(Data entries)
============

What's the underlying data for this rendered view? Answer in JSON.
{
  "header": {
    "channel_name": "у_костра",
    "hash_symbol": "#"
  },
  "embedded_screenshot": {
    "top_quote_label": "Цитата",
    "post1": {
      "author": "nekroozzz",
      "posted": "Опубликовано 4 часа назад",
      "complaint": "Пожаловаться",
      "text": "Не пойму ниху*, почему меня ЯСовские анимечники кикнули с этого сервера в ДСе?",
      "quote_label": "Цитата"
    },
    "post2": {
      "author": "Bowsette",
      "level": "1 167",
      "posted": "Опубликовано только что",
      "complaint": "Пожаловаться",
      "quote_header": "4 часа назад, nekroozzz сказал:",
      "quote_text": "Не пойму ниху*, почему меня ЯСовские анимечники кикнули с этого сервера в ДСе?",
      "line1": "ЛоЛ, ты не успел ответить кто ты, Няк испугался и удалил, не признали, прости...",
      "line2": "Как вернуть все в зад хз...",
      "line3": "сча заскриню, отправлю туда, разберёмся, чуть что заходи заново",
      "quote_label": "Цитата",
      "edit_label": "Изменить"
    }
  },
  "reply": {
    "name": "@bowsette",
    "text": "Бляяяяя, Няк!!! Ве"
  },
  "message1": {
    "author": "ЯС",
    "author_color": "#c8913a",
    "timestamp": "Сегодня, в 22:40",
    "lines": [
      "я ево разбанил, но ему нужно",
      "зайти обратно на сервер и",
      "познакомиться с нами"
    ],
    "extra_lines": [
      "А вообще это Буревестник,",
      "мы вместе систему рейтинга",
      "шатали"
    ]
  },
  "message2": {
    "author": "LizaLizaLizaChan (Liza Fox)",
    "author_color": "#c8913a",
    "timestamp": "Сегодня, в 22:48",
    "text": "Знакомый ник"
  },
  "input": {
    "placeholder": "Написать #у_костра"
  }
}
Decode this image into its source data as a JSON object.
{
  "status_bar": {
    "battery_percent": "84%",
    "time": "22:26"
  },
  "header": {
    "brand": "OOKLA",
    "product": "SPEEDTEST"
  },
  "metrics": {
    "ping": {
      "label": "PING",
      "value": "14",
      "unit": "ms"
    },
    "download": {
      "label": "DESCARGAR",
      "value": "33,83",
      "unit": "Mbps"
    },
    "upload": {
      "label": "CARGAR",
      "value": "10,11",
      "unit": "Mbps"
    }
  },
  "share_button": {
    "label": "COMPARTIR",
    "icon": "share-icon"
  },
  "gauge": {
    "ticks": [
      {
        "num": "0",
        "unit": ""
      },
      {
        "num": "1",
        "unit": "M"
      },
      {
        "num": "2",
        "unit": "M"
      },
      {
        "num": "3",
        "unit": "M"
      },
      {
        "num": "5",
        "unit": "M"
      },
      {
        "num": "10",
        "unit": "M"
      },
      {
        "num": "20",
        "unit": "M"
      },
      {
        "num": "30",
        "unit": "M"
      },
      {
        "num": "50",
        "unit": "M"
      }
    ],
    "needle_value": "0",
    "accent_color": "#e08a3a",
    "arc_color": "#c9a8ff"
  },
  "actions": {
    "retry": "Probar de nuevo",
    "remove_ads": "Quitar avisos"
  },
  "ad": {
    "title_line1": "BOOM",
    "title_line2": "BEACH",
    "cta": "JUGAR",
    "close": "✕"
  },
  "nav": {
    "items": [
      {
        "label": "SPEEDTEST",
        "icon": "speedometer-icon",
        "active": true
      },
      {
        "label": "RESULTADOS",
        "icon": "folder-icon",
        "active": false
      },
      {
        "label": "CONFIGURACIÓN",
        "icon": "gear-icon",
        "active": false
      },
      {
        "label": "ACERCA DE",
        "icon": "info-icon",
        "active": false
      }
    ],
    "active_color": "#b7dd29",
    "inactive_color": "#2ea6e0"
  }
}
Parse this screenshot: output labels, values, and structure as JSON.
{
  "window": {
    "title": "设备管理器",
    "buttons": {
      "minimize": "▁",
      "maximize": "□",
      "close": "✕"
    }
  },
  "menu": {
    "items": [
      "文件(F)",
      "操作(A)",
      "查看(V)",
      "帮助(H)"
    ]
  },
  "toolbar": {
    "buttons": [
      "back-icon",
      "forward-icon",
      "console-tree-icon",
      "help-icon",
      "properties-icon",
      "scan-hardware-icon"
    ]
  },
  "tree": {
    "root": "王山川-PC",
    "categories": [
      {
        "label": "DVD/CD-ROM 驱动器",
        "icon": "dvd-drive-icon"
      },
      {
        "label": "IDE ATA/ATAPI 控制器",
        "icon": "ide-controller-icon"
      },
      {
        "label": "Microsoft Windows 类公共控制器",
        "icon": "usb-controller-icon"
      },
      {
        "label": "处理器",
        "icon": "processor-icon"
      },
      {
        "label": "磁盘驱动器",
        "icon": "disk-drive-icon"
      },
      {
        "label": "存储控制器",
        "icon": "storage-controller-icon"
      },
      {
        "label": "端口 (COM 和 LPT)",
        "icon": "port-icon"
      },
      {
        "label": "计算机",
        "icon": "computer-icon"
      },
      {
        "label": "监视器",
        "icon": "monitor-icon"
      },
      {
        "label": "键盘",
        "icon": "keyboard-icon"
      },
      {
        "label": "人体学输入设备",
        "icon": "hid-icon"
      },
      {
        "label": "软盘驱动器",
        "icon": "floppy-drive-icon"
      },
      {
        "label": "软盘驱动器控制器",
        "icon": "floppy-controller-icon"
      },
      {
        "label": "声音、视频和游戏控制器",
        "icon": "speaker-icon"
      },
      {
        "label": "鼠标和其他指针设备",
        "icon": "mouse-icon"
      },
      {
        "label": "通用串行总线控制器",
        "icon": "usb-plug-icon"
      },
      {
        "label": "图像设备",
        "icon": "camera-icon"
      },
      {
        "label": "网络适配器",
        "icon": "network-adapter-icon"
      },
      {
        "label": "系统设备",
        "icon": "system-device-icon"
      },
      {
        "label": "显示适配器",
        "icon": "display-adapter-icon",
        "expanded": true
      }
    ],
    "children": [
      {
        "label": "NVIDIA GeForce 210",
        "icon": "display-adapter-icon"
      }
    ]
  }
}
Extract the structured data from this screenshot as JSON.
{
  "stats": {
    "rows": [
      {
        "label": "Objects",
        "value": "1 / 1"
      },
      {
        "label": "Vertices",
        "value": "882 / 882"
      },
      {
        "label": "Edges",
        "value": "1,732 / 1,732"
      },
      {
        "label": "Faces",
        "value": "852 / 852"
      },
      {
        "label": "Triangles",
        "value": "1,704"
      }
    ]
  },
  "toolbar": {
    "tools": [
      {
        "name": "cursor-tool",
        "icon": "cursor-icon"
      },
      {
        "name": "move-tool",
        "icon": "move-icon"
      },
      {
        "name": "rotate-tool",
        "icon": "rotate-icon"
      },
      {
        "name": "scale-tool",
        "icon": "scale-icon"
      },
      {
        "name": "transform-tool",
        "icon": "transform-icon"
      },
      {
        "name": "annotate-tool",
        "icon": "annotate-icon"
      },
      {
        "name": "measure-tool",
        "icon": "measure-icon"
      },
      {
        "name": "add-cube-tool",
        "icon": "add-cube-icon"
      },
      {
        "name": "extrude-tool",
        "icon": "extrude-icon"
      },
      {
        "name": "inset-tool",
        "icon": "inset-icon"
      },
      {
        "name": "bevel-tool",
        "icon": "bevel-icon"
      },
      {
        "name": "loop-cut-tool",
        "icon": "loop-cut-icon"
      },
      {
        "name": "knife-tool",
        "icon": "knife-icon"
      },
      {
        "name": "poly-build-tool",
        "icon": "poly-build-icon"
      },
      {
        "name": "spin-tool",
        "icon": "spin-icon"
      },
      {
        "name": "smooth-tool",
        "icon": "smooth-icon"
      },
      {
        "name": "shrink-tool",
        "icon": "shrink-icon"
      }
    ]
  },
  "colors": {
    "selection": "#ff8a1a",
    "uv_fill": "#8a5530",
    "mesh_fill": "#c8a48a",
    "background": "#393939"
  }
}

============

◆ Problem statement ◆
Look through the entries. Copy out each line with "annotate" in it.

◆ Reply to the task ◆
        "name": "annotate-tool",
        "icon": "annotate-icon"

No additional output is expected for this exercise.